May 1991 - Feb 1992: President of Krajina (first an "autonomous region" then a "republic") later foreign minister and prime minister
1995: Flees with other Serbs as Croatian army takes Krajina
2002: Testifies against Slobodan Milosevic
2003: Surrenders to tribunal
2004: Pleads guilty to persecuting non-Serbs, sentenced to 13 years
2005: Loses appeal against sentence
2006: Commits suicide
But later, as the Krajina Serbs' position began to deteriorate and they needed to pull together, Babic re-emerged as Krajina's Prime Minister.

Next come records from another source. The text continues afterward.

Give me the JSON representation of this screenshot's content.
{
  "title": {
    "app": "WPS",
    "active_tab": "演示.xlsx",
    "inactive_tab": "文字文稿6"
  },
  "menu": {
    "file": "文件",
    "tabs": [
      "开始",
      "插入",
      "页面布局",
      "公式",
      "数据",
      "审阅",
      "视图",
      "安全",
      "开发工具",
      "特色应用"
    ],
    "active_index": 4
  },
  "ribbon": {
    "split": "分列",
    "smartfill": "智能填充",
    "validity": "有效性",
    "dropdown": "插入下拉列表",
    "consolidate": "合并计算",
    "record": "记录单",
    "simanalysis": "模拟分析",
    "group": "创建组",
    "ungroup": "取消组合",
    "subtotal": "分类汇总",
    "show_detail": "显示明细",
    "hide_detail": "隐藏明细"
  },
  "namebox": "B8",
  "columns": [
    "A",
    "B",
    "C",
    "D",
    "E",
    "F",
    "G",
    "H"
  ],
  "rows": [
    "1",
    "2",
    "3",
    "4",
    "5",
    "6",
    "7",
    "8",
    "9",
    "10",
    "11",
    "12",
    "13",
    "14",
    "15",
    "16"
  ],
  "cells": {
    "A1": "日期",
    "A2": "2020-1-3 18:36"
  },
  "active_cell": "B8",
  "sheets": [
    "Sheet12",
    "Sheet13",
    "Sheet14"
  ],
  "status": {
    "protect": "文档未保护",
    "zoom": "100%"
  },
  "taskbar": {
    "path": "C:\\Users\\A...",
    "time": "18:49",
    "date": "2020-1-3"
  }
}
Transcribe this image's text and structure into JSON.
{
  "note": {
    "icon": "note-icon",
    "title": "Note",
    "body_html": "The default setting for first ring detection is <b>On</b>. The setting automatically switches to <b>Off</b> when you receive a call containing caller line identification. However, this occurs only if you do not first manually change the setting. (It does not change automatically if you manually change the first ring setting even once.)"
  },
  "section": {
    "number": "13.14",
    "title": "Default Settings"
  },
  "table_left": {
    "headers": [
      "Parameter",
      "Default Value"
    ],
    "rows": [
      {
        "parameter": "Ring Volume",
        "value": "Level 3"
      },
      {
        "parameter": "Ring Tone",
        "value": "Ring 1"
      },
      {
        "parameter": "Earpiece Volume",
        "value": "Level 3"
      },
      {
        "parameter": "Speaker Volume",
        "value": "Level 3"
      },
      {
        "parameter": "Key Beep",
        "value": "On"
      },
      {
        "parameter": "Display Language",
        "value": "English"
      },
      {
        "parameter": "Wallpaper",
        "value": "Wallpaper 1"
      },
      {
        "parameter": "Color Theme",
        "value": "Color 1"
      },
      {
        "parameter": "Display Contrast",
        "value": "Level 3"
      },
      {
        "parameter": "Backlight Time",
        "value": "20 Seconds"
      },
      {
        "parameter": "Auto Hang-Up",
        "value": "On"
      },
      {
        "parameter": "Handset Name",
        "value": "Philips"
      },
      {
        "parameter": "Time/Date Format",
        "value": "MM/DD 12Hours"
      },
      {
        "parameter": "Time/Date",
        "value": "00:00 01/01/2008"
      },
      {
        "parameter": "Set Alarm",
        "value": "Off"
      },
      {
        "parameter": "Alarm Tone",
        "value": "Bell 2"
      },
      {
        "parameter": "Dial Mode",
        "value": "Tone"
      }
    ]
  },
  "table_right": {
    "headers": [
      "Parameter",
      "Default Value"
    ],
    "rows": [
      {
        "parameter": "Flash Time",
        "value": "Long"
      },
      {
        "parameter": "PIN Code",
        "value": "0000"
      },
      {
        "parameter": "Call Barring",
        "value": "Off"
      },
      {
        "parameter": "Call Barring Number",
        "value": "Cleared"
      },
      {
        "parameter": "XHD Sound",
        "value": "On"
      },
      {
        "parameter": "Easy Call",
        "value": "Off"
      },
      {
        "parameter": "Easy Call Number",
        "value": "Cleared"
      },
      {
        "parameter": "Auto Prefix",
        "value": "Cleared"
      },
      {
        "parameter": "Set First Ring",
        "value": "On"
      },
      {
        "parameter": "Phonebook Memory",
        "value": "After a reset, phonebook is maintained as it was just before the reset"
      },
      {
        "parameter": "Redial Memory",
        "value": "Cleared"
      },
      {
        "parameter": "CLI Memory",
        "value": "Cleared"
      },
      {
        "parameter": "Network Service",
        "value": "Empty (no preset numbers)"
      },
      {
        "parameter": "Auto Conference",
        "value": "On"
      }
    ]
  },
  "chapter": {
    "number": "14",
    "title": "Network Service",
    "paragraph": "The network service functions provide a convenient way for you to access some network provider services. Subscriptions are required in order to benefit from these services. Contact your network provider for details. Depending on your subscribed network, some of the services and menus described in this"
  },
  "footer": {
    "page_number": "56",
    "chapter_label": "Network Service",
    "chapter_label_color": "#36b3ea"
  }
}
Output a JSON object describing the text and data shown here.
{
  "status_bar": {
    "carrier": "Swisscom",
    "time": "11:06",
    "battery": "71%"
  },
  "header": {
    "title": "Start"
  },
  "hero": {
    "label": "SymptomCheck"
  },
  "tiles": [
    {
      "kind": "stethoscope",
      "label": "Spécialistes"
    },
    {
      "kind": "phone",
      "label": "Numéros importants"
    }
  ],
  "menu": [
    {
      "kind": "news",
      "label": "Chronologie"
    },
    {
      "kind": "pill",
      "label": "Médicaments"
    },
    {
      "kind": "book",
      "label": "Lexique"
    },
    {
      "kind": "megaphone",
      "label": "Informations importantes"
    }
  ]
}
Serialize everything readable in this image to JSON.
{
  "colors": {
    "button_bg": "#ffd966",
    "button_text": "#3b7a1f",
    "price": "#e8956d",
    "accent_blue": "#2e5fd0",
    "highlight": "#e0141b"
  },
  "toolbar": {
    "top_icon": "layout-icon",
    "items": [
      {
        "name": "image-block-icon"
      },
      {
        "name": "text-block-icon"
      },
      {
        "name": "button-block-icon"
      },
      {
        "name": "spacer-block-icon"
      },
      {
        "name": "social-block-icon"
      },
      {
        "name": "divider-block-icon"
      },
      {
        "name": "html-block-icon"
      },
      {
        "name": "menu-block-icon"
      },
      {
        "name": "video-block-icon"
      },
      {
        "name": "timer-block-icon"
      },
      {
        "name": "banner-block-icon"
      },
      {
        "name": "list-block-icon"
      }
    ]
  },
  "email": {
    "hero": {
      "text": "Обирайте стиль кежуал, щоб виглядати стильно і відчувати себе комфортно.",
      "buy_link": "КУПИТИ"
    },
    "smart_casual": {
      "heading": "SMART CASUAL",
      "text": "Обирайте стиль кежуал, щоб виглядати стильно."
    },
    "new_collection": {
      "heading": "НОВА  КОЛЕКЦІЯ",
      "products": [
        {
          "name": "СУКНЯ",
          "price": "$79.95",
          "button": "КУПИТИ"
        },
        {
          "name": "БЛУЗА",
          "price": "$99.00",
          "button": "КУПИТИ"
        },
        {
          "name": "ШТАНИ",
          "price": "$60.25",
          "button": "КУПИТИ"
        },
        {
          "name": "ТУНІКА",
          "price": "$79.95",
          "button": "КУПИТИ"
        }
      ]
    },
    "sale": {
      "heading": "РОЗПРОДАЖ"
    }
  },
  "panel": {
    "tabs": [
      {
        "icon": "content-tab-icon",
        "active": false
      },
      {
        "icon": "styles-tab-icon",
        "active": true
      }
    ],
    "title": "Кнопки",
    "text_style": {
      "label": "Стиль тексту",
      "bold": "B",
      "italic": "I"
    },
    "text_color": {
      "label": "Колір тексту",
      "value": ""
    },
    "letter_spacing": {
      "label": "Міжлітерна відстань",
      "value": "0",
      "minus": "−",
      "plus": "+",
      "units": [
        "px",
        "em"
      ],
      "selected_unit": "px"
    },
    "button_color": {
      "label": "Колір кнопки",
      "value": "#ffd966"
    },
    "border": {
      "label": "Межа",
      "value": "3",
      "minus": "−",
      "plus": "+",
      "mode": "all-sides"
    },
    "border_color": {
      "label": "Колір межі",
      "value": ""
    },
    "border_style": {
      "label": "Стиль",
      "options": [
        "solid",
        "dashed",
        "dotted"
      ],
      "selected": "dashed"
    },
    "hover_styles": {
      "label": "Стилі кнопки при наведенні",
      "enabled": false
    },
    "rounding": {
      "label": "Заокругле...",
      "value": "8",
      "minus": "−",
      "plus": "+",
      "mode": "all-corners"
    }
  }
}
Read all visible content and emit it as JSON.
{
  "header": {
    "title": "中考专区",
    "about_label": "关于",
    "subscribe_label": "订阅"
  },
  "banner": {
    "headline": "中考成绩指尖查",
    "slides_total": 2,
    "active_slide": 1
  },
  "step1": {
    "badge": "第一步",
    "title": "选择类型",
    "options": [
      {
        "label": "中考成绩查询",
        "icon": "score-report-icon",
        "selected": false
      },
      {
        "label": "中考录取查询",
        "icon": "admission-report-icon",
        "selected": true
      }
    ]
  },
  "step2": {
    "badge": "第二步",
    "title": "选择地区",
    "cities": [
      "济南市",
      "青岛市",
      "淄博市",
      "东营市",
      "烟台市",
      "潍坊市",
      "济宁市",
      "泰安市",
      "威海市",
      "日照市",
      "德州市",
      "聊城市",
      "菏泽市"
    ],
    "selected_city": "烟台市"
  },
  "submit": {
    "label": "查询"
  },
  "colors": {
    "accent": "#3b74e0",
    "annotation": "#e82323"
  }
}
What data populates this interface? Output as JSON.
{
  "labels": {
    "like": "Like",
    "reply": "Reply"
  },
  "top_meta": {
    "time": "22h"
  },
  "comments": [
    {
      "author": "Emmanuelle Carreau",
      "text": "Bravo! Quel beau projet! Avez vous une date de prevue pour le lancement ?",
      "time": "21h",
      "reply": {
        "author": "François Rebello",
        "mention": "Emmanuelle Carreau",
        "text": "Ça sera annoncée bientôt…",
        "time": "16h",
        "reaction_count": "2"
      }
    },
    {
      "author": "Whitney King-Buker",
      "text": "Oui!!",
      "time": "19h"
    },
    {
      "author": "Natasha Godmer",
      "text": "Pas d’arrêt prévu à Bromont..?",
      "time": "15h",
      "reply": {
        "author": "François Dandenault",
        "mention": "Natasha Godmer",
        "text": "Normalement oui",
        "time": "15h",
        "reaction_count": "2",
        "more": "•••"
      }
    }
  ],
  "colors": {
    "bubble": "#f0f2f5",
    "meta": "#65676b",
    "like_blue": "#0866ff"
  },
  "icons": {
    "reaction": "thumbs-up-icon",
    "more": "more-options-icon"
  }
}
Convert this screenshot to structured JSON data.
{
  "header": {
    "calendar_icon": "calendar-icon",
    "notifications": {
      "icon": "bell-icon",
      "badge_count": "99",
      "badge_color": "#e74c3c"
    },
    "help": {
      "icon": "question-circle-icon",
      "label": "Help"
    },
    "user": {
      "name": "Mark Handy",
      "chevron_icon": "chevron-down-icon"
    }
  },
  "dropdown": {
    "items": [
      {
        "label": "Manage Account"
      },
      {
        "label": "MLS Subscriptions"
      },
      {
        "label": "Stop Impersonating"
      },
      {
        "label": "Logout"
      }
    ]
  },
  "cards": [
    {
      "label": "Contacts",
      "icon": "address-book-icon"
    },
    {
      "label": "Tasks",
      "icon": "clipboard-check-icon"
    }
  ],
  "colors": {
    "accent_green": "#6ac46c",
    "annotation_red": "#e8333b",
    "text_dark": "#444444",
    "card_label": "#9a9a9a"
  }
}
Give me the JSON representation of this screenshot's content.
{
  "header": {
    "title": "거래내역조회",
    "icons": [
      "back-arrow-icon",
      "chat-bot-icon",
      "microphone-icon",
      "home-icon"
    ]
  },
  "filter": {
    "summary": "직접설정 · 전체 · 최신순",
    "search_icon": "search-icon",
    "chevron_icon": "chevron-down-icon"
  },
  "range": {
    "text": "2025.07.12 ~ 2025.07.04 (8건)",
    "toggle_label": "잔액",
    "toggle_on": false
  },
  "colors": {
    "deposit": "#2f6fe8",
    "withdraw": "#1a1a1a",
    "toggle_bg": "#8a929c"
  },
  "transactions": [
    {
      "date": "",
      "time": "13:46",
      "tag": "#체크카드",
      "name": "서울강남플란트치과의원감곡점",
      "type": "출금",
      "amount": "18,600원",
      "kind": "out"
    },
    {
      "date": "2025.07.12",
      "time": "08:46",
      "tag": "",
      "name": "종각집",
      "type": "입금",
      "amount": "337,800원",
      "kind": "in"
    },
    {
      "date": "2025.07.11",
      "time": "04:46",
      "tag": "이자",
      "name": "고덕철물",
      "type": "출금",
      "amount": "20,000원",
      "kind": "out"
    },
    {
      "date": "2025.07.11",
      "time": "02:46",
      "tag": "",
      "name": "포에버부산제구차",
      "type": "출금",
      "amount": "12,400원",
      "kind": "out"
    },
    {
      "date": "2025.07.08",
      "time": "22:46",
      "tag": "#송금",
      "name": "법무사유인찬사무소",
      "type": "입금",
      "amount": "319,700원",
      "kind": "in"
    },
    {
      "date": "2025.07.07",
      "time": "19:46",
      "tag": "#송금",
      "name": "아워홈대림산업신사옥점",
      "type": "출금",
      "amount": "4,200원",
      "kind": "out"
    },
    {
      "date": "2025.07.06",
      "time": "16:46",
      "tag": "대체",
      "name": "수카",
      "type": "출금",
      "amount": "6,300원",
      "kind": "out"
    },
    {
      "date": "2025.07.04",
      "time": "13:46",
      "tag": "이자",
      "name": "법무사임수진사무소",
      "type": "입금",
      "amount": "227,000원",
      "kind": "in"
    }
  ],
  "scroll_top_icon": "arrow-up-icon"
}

In 1995, he accepted a plan that would have given Serb-inhabited regions considerable autonomy, but it was too late - Croatian forces retook Krajina in a lightning attack in August that year.
He escaped to Belgrade, where he grew mushrooms on land belonging to a relative.
He came to prominence again at the end of 2002 when he testified in Mr Milosevic's trial in The Hague.
He was a key witness for the prosecution which was seeking to prove that although Mr Milosevic, as President of Serbia, had no formal control over events in Croatia, he had the authority in practice to determine the policies of Croatia's hardline Serbs.
He started off as a protected witness, referred to only as C-036, but when hints in his testimony began to point to his identity he opted to go public.
Mr Babic was named in the Milosevic indictment as one of those involved in the ethnic cleansing operations in Croatia, and was eventually charged himself with persecuting non-Serbs.
Initially, Mr Babic refused to plead either guilty or not guilty.
But he took advantage of the 30-day period given to defendants to make up their mind to do some plea-bargaining with the prosecution.
In return for Mr Babic's guilty plea on one charge, the prosecution dropped the other four charges against him.
He also issued a statement in which he expressed shame and remorse for his actions - one of only a handful of defendants to have done that at The Hague.
At the time of his death Mr Babic, who had been spending his jail term at an undisclosed location, had returned to The Hague to give testimony against his former associate and rival, Milan Martic.